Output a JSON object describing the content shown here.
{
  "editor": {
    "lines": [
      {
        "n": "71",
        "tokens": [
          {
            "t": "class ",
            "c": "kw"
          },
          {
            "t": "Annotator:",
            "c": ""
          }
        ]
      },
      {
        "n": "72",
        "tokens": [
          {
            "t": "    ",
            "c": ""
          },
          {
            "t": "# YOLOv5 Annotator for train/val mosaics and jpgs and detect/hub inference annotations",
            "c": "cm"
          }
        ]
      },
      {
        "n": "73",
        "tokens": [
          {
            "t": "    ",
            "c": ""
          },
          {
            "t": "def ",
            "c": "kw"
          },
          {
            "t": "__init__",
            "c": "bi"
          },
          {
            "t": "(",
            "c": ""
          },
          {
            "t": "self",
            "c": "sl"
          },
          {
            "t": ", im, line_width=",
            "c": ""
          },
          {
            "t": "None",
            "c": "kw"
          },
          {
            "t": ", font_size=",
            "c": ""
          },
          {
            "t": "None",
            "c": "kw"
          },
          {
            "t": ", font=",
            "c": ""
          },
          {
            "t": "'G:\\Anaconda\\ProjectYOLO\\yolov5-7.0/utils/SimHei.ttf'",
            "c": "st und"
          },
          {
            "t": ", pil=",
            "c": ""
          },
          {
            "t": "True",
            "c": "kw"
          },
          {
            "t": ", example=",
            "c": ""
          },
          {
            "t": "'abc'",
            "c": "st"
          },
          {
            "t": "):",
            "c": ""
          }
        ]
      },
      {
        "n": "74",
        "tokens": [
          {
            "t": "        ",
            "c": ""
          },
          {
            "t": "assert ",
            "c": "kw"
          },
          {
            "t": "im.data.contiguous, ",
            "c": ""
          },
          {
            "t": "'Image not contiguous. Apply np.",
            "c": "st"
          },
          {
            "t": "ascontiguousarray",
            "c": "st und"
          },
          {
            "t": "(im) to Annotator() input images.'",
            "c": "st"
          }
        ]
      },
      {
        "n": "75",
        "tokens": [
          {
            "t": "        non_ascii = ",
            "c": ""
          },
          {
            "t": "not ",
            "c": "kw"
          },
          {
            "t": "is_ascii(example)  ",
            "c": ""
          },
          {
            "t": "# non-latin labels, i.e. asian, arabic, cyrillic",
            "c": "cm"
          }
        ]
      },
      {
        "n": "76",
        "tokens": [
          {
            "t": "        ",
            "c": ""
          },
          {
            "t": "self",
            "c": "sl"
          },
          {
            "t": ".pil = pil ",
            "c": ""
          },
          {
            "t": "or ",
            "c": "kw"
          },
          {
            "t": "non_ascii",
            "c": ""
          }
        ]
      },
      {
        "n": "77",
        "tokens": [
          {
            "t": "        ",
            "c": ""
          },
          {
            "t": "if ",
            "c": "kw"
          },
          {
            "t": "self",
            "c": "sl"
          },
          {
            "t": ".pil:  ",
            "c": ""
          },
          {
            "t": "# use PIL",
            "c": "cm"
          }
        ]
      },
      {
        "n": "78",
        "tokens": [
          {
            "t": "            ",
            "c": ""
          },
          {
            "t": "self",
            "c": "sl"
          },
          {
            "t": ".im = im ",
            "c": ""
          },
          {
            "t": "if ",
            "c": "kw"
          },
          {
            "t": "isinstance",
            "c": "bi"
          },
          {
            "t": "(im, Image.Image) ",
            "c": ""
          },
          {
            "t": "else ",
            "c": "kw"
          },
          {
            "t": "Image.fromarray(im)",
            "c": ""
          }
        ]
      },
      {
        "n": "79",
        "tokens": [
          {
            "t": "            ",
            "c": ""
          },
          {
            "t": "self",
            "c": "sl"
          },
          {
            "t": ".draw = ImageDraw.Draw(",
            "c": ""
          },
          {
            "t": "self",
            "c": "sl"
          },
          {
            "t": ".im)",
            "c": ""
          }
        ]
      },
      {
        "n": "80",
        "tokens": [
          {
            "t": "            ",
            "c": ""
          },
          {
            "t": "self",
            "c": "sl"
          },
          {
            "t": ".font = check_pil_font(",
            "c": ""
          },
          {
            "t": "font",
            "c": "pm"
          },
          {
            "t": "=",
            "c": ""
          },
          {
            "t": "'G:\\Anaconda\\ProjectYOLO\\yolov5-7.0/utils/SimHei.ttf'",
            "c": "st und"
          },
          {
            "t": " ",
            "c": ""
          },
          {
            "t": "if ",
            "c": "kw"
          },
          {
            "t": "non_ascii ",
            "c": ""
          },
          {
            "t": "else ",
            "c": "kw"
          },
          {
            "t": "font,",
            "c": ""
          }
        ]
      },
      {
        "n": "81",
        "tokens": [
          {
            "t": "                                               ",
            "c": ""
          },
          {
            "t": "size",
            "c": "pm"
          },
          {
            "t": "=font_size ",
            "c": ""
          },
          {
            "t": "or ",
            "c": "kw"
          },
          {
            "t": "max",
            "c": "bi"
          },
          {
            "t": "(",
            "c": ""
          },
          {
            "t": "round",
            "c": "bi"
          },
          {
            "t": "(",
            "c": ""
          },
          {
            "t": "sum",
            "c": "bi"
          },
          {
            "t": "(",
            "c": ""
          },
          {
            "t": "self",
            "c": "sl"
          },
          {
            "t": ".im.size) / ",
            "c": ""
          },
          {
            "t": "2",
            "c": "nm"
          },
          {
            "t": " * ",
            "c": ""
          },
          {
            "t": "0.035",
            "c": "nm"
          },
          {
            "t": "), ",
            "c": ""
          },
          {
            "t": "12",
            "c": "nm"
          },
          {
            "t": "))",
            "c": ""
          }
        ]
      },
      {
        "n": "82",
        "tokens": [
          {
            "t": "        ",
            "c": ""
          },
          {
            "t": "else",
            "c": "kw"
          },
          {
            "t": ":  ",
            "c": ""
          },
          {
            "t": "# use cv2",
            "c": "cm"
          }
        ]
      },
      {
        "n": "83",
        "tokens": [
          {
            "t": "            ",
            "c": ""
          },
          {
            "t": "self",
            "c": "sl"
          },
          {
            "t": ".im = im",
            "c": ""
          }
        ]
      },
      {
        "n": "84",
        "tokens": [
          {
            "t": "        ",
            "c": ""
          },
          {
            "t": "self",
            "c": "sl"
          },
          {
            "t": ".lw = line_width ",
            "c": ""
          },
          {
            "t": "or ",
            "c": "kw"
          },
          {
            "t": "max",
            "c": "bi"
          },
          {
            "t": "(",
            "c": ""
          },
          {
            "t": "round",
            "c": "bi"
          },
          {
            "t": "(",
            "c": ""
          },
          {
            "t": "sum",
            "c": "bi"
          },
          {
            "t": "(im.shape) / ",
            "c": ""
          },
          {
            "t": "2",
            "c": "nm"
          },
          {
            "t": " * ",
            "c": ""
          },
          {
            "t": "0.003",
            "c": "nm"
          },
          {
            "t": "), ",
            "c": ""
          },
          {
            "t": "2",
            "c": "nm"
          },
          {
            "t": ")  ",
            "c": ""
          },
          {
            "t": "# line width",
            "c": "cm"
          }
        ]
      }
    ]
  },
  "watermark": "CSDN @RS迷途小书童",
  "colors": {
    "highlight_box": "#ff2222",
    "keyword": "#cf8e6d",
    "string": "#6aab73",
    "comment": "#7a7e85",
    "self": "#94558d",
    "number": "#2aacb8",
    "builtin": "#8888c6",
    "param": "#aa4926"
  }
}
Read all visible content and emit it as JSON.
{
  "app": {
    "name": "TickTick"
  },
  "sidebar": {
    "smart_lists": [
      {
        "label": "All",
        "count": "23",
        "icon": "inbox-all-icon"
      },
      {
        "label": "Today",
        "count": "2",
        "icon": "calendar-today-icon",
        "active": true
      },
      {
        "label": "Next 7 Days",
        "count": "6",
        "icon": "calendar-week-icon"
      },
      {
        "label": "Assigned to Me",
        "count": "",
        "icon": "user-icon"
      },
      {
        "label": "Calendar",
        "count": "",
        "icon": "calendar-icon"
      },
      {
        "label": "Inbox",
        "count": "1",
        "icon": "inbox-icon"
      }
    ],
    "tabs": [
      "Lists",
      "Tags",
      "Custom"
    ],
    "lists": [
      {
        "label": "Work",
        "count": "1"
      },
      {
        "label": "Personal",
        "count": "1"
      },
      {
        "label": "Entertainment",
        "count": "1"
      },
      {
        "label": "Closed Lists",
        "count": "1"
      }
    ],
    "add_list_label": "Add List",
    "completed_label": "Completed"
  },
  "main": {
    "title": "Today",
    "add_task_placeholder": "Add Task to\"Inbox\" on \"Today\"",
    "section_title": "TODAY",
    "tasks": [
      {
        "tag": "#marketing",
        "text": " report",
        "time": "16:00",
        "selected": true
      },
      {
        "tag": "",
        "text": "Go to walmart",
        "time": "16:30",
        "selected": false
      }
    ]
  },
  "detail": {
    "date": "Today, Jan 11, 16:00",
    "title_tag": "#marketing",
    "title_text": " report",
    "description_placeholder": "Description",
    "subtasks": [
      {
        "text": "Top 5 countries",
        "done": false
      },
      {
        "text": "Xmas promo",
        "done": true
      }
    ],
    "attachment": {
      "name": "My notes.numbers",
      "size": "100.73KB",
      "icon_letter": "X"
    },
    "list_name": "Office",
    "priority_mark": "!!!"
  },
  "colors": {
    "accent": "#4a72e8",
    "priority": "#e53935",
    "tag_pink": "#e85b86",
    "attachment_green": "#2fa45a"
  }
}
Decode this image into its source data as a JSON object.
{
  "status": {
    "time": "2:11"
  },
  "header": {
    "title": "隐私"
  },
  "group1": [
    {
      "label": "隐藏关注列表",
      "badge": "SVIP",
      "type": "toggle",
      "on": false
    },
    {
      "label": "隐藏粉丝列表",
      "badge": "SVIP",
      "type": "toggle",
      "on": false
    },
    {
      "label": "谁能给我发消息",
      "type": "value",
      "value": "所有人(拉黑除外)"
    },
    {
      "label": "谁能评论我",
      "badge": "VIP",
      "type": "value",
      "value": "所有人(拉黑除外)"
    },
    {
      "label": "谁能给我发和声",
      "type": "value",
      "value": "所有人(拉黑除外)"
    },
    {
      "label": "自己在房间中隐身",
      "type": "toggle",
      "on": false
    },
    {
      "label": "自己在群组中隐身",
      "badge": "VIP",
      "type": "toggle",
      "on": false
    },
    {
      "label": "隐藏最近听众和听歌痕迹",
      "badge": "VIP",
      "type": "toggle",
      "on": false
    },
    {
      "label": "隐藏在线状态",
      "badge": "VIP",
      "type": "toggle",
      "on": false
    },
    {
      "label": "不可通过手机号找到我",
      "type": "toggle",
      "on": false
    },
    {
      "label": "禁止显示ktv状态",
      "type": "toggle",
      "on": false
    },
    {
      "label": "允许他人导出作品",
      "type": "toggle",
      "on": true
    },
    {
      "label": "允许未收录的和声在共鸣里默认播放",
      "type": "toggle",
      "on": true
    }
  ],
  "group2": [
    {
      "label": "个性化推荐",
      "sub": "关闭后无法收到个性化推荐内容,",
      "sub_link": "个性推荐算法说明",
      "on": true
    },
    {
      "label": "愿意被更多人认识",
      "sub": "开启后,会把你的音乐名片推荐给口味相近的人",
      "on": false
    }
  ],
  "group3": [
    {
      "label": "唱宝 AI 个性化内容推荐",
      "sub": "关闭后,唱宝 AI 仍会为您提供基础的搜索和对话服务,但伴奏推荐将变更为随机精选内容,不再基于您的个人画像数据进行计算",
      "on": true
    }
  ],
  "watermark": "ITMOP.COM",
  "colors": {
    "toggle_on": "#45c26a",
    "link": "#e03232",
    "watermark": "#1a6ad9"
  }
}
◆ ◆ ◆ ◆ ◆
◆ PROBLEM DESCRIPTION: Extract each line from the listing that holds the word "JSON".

◆ EXERCISE ANSWER:
Output a JSON object describing the content shown here.
Read all visible content and emit it as JSON.
Decode this image into its source data as a JSON object.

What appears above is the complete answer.